Ernest Sosa's latest epistemology remains a version of virtue epistemology, and I argue here that it faces two central problems, pressing a point I have made elsewhere, that virtue epistemology does not present a complete answer to the problem of the value of knowledge. I will press this point regarding the nature of knowledge through variations on two standard Gettier examples here. The first is the Fake Barn case and the second is the Tom Grabit case. I will argue that (...) Sosa's latest virtue epistemology fails to handle either case acceptably, and that as a result, cannot explain the value that knowledge has over that of the sum of any of its proper subparts. La última epistemología de Ernest Sosa continúa siendo una versión de epistemología de las virtudes, y siguiendo con una idea que ya planteé en otra parte, aquí argumento que afronta dos problemas centrales: que la epistemología de las virtudes no presenta una respuesta completa al problema del valor del conocimiento. Insistiré en esta idea sobre la naturaleza del conocimiento mediante variaciones de dos ejemplos estándares tipo Gettier. El primero es el caso del granero falso y el segundo es el caso de Tom Grabit. Argumentaré que la última epistemología de las virtudes de Sosa no maneja ninguno de estos casos de forma aceptable, y en consecuencia no puede explicar el valor que tiene el conocimiento por encima del de la suma de cualesquiera de sus propias partes. (shrink)

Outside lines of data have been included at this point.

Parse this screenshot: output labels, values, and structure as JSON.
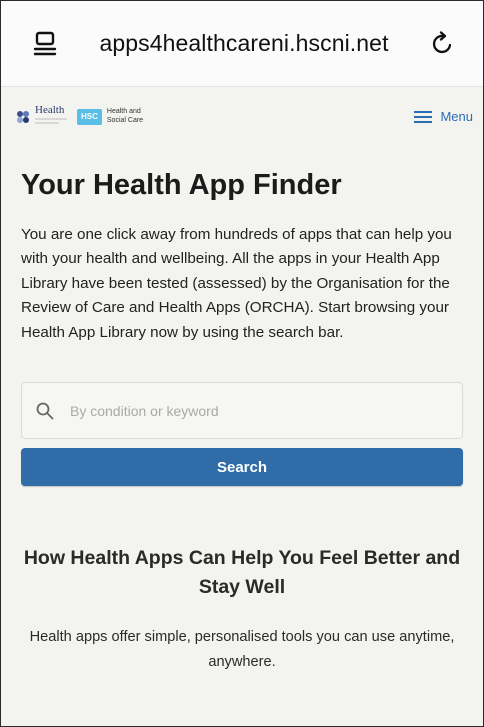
{
  "browser": {
    "url": "apps4healthcareni.hscni.net",
    "tabs_icon": "tabs-icon",
    "reload_icon": "reload-icon"
  },
  "header": {
    "dept_logo_text": "Health",
    "hsc_badge": "HSC",
    "hsc_line1": "Health and",
    "hsc_line2": "Social Care",
    "menu_label": "Menu"
  },
  "main": {
    "title": "Your Health App Finder",
    "intro": "You are one click away from hundreds of apps that can help you with your health and wellbeing. All the apps in your Health App Library have been tested (assessed) by the Organisation for the Review of Care and Health Apps (ORCHA). Start browsing your Health App Library now by using the search bar.",
    "search": {
      "placeholder": "By condition or keyword",
      "value": "",
      "button_label": "Search"
    },
    "section": {
      "title": "How Health Apps Can Help You Feel Better and Stay Well",
      "body": "Health apps offer simple, personalised tools you can use anytime, anywhere."
    }
  },
  "colors": {
    "primary": "#2f6ca8",
    "link": "#2a6db5",
    "hsc_blue": "#59bde6",
    "background": "#f3f3ef"
  }
}
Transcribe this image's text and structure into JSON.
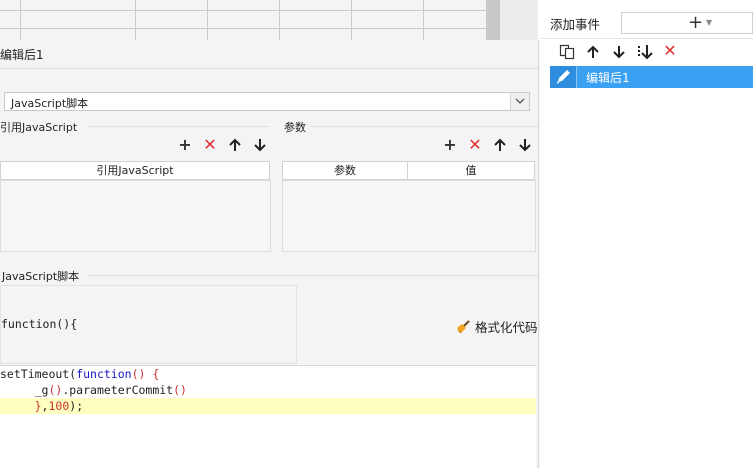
{
  "panel": {
    "title": "编辑后1"
  },
  "script_type": {
    "selected": "JavaScript脚本"
  },
  "ref_js": {
    "label": "引用JavaScript",
    "column": "引用JavaScript"
  },
  "params": {
    "label": "参数",
    "columns": [
      "参数",
      "值"
    ]
  },
  "script": {
    "label": "JavaScript脚本",
    "header": "function(){",
    "format_button": "格式化代码",
    "code": {
      "line1": {
        "a": "setTimeout(",
        "b": "function",
        "c": "()",
        "d": " {"
      },
      "line2": {
        "a": "     _g",
        "b": "()",
        "c": ".parameterCommit",
        "d": "()"
      },
      "line3": {
        "a": "     }",
        "b": ",",
        "c": "100",
        "d": ");"
      }
    }
  },
  "events": {
    "add_label": "添加事件",
    "add_button": "+",
    "items": [
      {
        "label": "编辑后1",
        "selected": true
      }
    ]
  },
  "colors": {
    "accent": "#3aa0f2",
    "delete": "#e03030",
    "code_keyword": "#1515c8",
    "code_highlight": "#ffffbf"
  }
}
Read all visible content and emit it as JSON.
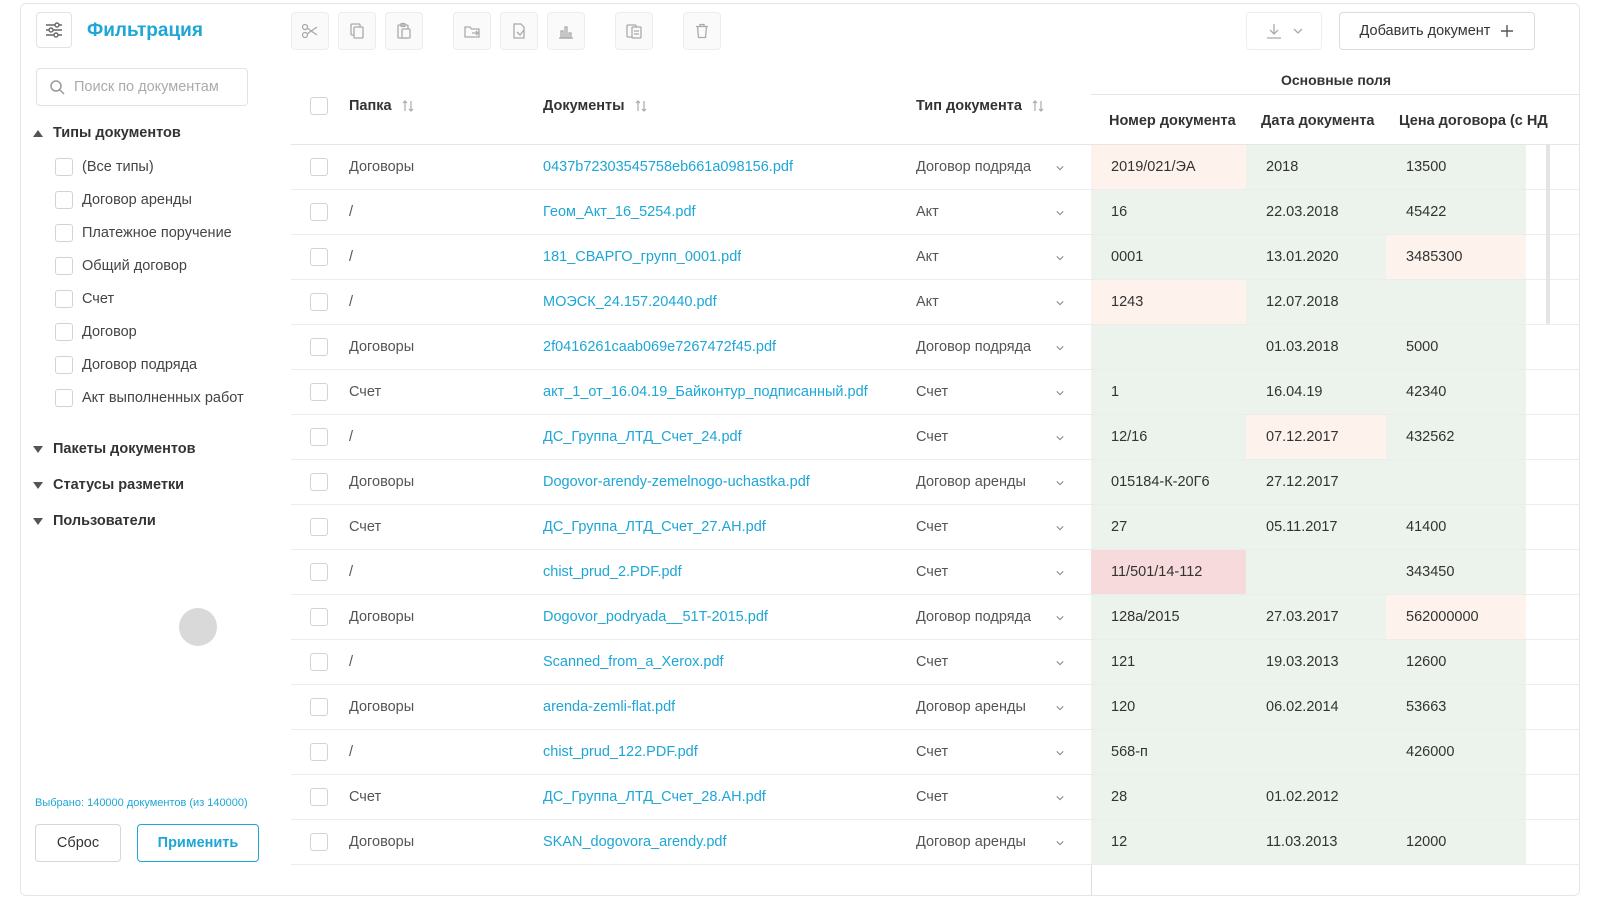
{
  "sidebar": {
    "title": "Фильтрация",
    "search_placeholder": "Поиск по документам",
    "groups": {
      "doc_types": {
        "label": "Типы документов",
        "items": [
          "(Все типы)",
          "Договор аренды",
          "Платежное поручение",
          "Общий договор",
          "Счет",
          "Договор",
          "Договор подряда",
          "Акт выполненных работ"
        ]
      },
      "packages": "Пакеты документов",
      "statuses": "Статусы разметки",
      "users": "Пользователи"
    },
    "selected_info": "Выбрано: 140000 документов (из 140000)",
    "reset_label": "Сброс",
    "apply_label": "Применить"
  },
  "toolbar": {
    "icons": [
      "scissors-icon",
      "copy-icon",
      "paste-icon",
      "move-folder-icon",
      "export-icon",
      "chart-icon",
      "duplicate-icon",
      "trash-icon"
    ],
    "download_icon": "download-icon",
    "add_label": "Добавить документ"
  },
  "table": {
    "headers": {
      "folder": "Папка",
      "documents": "Документы",
      "doc_type": "Тип документа",
      "main_fields": "Основные поля",
      "doc_number": "Номер документа",
      "doc_date": "Дата документа",
      "contract_price": "Цена договора (с НД"
    },
    "rows": [
      {
        "folder": "Договоры",
        "doc": "0437b72303545758eb661a098156.pdf",
        "type": "Договор подряда",
        "num": "2019/021/ЭА",
        "date": "2018",
        "price": "13500"
      },
      {
        "folder": "/",
        "doc": "Геом_Акт_16_5254.pdf",
        "type": "Акт",
        "num": "16",
        "date": "22.03.2018",
        "price": "45422"
      },
      {
        "folder": "/",
        "doc": "181_СВАРГО_групп_0001.pdf",
        "type": "Акт",
        "num": "0001",
        "date": "13.01.2020",
        "price": "3485300"
      },
      {
        "folder": "/",
        "doc": "МОЭСК_24.157.20440.pdf",
        "type": "Акт",
        "num": "1243",
        "date": "12.07.2018",
        "price": ""
      },
      {
        "folder": "Договоры",
        "doc": "2f0416261caab069e7267472f45.pdf",
        "type": "Договор подряда",
        "num": "",
        "date": "01.03.2018",
        "price": "5000"
      },
      {
        "folder": "Счет",
        "doc": "акт_1_от_16.04.19_Байконтур_подписанный.pdf",
        "type": "Счет",
        "num": "1",
        "date": "16.04.19",
        "price": "42340"
      },
      {
        "folder": "/",
        "doc": "ДС_Группа_ЛТД_Счет_24.pdf",
        "type": "Счет",
        "num": "12/16",
        "date": "07.12.2017",
        "price": "432562"
      },
      {
        "folder": "Договоры",
        "doc": "Dogovor-arendy-zemelnogo-uchastka.pdf",
        "type": "Договор аренды",
        "num": "015184-К-20Г6",
        "date": "27.12.2017",
        "price": ""
      },
      {
        "folder": "Счет",
        "doc": "ДС_Группа_ЛТД_Счет_27.АН.pdf",
        "type": "Счет",
        "num": "27",
        "date": "05.11.2017",
        "price": "41400"
      },
      {
        "folder": "/",
        "doc": "chist_prud_2.PDF.pdf",
        "type": "Счет",
        "num": "11/501/14-112",
        "date": "",
        "price": "343450"
      },
      {
        "folder": "Договоры",
        "doc": "Dogovor_podryada__51T-2015.pdf",
        "type": "Договор подряда",
        "num": "128a/2015",
        "date": "27.03.2017",
        "price": "562000000"
      },
      {
        "folder": "/",
        "doc": "Scanned_from_a_Xerox.pdf",
        "type": "Счет",
        "num": "121",
        "date": "19.03.2013",
        "price": "12600"
      },
      {
        "folder": "Договоры",
        "doc": "arenda-zemli-flat.pdf",
        "type": "Договор аренды",
        "num": "120",
        "date": "06.02.2014",
        "price": "53663"
      },
      {
        "folder": "/",
        "doc": "chist_prud_122.PDF.pdf",
        "type": "Счет",
        "num": "568-п",
        "date": "",
        "price": "426000"
      },
      {
        "folder": "Счет",
        "doc": "ДС_Группа_ЛТД_Счет_28.АН.pdf",
        "type": "Счет",
        "num": "28",
        "date": "01.02.2012",
        "price": ""
      },
      {
        "folder": "Договоры",
        "doc": "SKAN_dogovora_arendy.pdf",
        "type": "Договор аренды",
        "num": "12",
        "date": "11.03.2013",
        "price": "12000"
      }
    ],
    "cell_status": [
      [
        "warn",
        "ok",
        "ok"
      ],
      [
        "ok",
        "ok",
        "ok"
      ],
      [
        "ok",
        "ok",
        "warn"
      ],
      [
        "warn",
        "ok",
        "ok"
      ],
      [
        "ok",
        "ok",
        "ok"
      ],
      [
        "ok",
        "ok",
        "ok"
      ],
      [
        "ok",
        "warn",
        "ok"
      ],
      [
        "ok",
        "ok",
        "ok"
      ],
      [
        "ok",
        "ok",
        "ok"
      ],
      [
        "bad",
        "ok",
        "ok"
      ],
      [
        "ok",
        "ok",
        "warn"
      ],
      [
        "ok",
        "ok",
        "ok"
      ],
      [
        "ok",
        "ok",
        "ok"
      ],
      [
        "ok",
        "ok",
        "ok"
      ],
      [
        "ok",
        "ok",
        "ok"
      ],
      [
        "ok",
        "ok",
        "ok"
      ]
    ]
  },
  "colors": {
    "accent": "#1da6d6",
    "ok": "#ebf3ec",
    "warn": "#fdf3ec",
    "bad": "#f7dbdc"
  }
}
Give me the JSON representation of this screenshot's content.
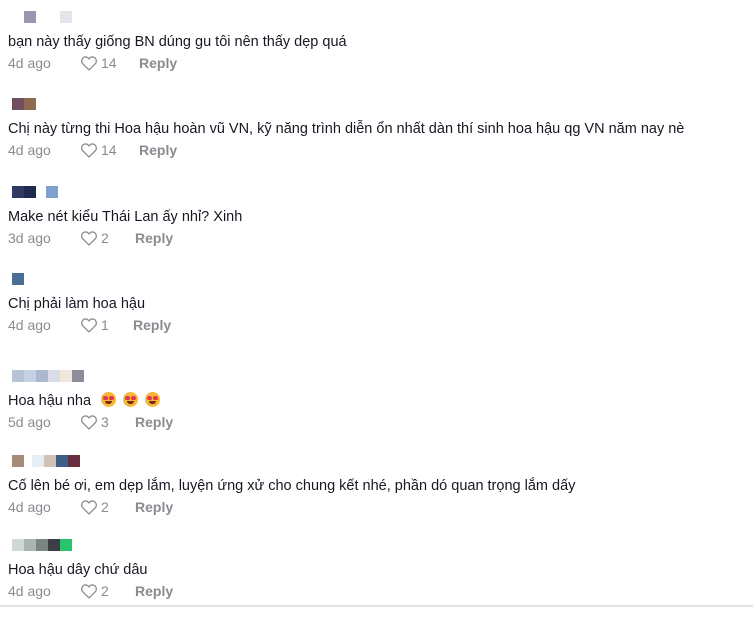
{
  "comments": [
    {
      "text": "bạn này thấy giống BN dúng gu tôi nên thấy dẹp quá",
      "time": "4d ago",
      "likes": "14",
      "reply": "Reply",
      "name_blocks": [
        "#9a98b0",
        "#ffffff",
        "#e6e4ea"
      ]
    },
    {
      "text": "Chị này từng thi Hoa hậu hoàn vũ VN, kỹ năng trình diễn ổn nhất dàn thí sinh hoa hậu qg VN năm nay nè",
      "time": "4d ago",
      "likes": "14",
      "reply": "Reply",
      "name_blocks": [
        "#6f4f5e",
        "#8e6b4e"
      ]
    },
    {
      "text": "Make nét kiểu Thái Lan ấy nhỉ? Xinh",
      "time": "3d ago",
      "likes": "2",
      "reply": "Reply",
      "name_blocks": [
        "#2d3a63",
        "#1f2a4e",
        "#ffffff",
        "#7f9fcf"
      ]
    },
    {
      "text": "Chị phải làm hoa hậu",
      "time": "4d ago",
      "likes": "1",
      "reply": "Reply",
      "name_blocks": [
        "#4a6e95"
      ]
    },
    {
      "text": "Hoa hậu nha",
      "emoji": [
        "smiling-face-with-heart-eyes",
        "smiling-face-with-heart-eyes",
        "smiling-face-with-heart-eyes"
      ],
      "time": "5d ago",
      "likes": "3",
      "reply": "Reply",
      "name_blocks": [
        "#b7c3d8",
        "#c7d0e0",
        "#a9b8cf",
        "#d9dde7",
        "#f1e6da",
        "#8b8e99"
      ]
    },
    {
      "text": "Cố lên bé ơi, em dẹp lắm, luyện ứng xử cho chung kết nhé, phần dó quan trọng lắm dấy",
      "time": "4d ago",
      "likes": "2",
      "reply": "Reply",
      "name_blocks": [
        "#a78a78",
        "#ffffff",
        "#e5eef4",
        "#d2c1b5",
        "#3e5d87",
        "#6a2f3f"
      ]
    },
    {
      "text": "Hoa hậu dây chứ dâu",
      "time": "4d ago",
      "likes": "2",
      "reply": "Reply",
      "name_blocks": [
        "#cfd8d4",
        "#a8b5b0",
        "#7a8480",
        "#3b3f45",
        "#27c46b"
      ]
    }
  ],
  "icons": {
    "like": "heart-outline-icon"
  },
  "colors": {
    "text": "#161823",
    "meta": "#8a8b91"
  }
}
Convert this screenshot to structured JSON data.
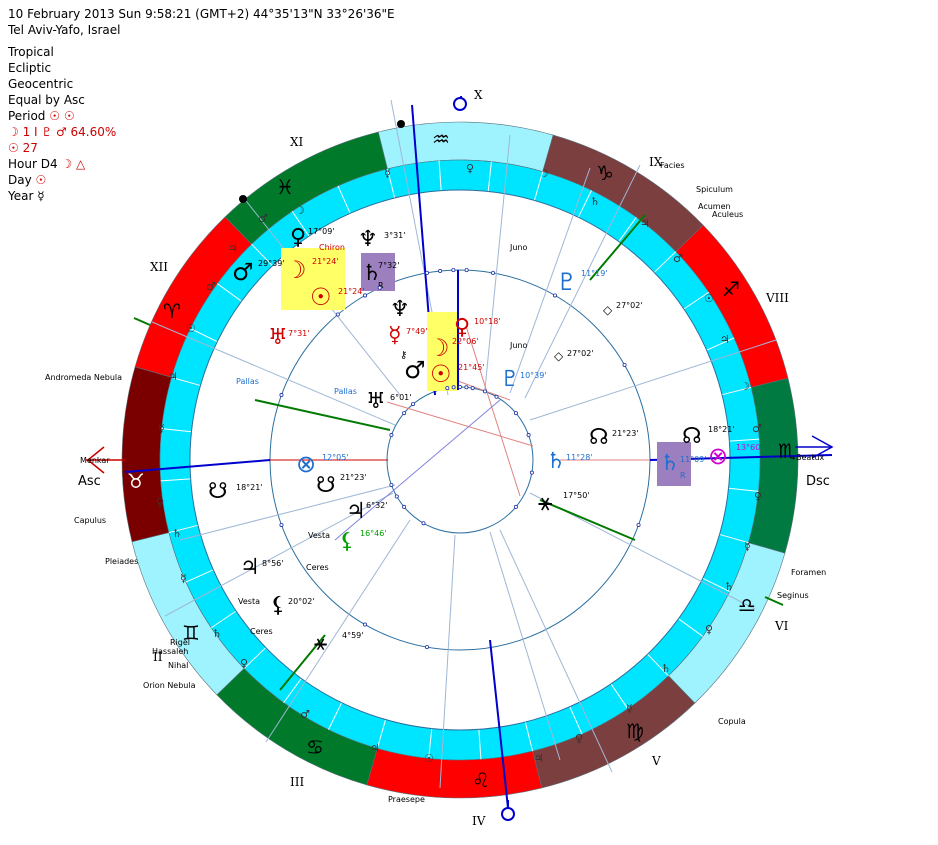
{
  "header": {
    "line1": "10 February 2013   Sun    9:58:21 (GMT+2) 44°35'13\"N  33°26'36\"E",
    "line2": "Tel Aviv-Yafo, Israel"
  },
  "settings": {
    "zodiac": "Tropical",
    "coord": "Ecliptic",
    "center": "Geocentric",
    "houses": "Equal by Asc",
    "period_label": "Period",
    "period_glyphs": "☉ ☉",
    "moon_line": "☽  1 I  ♇ ♂ 64.60%",
    "sun_line": "☉  27",
    "hour_label": "Hour D4",
    "hour_glyphs": "☽ △",
    "day_label": "Day",
    "day_glyph": "☉",
    "year_label": "Year",
    "year_glyph": "☿"
  },
  "houses": {
    "X": "X",
    "XI": "XI",
    "XII": "XII",
    "II": "II",
    "III": "III",
    "IV": "IV",
    "V": "V",
    "VI": "VI",
    "VIII": "VIII",
    "IX": "IX",
    "asc": "Asc",
    "dsc": "Dsc"
  },
  "signs": {
    "aquarius": "♒",
    "capricorn": "♑",
    "sagittarius": "♐",
    "scorpio": "♏",
    "libra": "♎",
    "virgo": "♍",
    "leo": "♌",
    "cancer": "♋",
    "gemini": "♊",
    "taurus": "♉",
    "aries": "♈",
    "pisces": "♓"
  },
  "stars": {
    "facies": "Facies",
    "spiculum": "Spiculum",
    "acumen": "Acumen",
    "aculeus": "Aculeus",
    "juno1": "Juno",
    "juno2": "Juno",
    "andromeda": "Andromeda Nebula",
    "menkar": "Menkar",
    "capulus": "Capulus",
    "pleiades": "Pleiades",
    "rigel": "Rigel",
    "hassaleh": "Hassaleh",
    "nihal": "Nihal",
    "orion": "Orion Nebula",
    "praesepe": "Praesepe",
    "copula": "Copula",
    "seginus": "Seginus",
    "foramen": "Foramen",
    "beatux": "Beatux",
    "pallas1": "Pallas",
    "pallas2": "Pallas",
    "vesta1": "Vesta",
    "vesta2": "Vesta",
    "ceres1": "Ceres",
    "ceres2": "Ceres",
    "chiron": "Chiron"
  },
  "planets_outer": {
    "venus_deg": "17°09'",
    "neptune_deg": "3°31'",
    "mars_deg": "29°39'",
    "moon_deg": "21°24'",
    "sun_deg": "21°24'",
    "saturn_deg": "7°32'",
    "saturn_r": "R",
    "uranus_deg": "7°31'",
    "pluto_deg": "11°19'",
    "point_deg": "27°02'",
    "node_deg": "18°21'",
    "saturn2_deg": "11°09'",
    "saturn2_r": "R",
    "pof_deg": "13°60'",
    "node2_deg": "18°21'",
    "jupiter_deg": "8°56'",
    "lilith_deg": "20°02'",
    "vertex_deg": "4°59'"
  },
  "planets_inner": {
    "mercury_deg": "7°49'",
    "venus_deg": "10°18'",
    "moon_deg": "22°06'",
    "sun_deg": "21°45'",
    "pluto_deg": "10°39'",
    "point_deg": "27°02'",
    "uranus_deg": "6°01'",
    "node_deg": "21°23'",
    "saturn_deg": "11°28'",
    "vertex_deg": "17°50'",
    "pof_deg": "12°05'",
    "node2_deg": "21°23'",
    "jupiter_deg": "6°32'",
    "lilith_deg": "16°46'"
  },
  "colors": {
    "red": "#ff0000",
    "dark_red": "#7a0000",
    "green": "#007a2a",
    "dark_green": "#007a40",
    "brown": "#7b3f3f",
    "cyan": "#00e5ff",
    "light_cyan": "#9ff3ff",
    "blue": "#0000cc",
    "highlight_yellow": "#ffff66",
    "highlight_purple": "#9c7fbf"
  }
}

In clarifying and defending Molinism, Thomas Flint argues against a position he terms Maverick Molinism. This version of Molinism maintains that, though counterfactuals of freedom have their truth-value logically prior to God’s acts of will, God could have so acted that these counterfactuals would have had a different truth value from that which they actually have. Flint believes this position is flawed, and presents an argument for rejecting it. I argue that Flint’s argument against Maverick Molinism is flawed, and suggest (...) that the Maverick has a position with advantages over more traditional versions of Molinism. (shrink)
Oxford Studies in Philosophy of Religion is an annual volume offering a regular snapshot of state-of-the-art work in this longstanding area of philosophy that has seen an explosive growth of interest over the past half century. Under the guidance of a distinguished editorial board, it publishes exemplary papers in any area of philosophy of religion.
Mona Simion questions whether there is a distinction between taking back an assertion and taking back only the content of an assertion, as I have claimed. After arguing against the distinction in question, Simion grants that there is a difference between the cases that I use to illustrate the distinction, and thus turns to the task of explaining the difference in a way that keeps it from undermining the knowledge norm. The explanation she offers is in terms of a distinction (...) between doing something that is wrong and doing something that is blameworthy. I respond here by defending the distinction and questioning the explanation she gives of it. (shrink)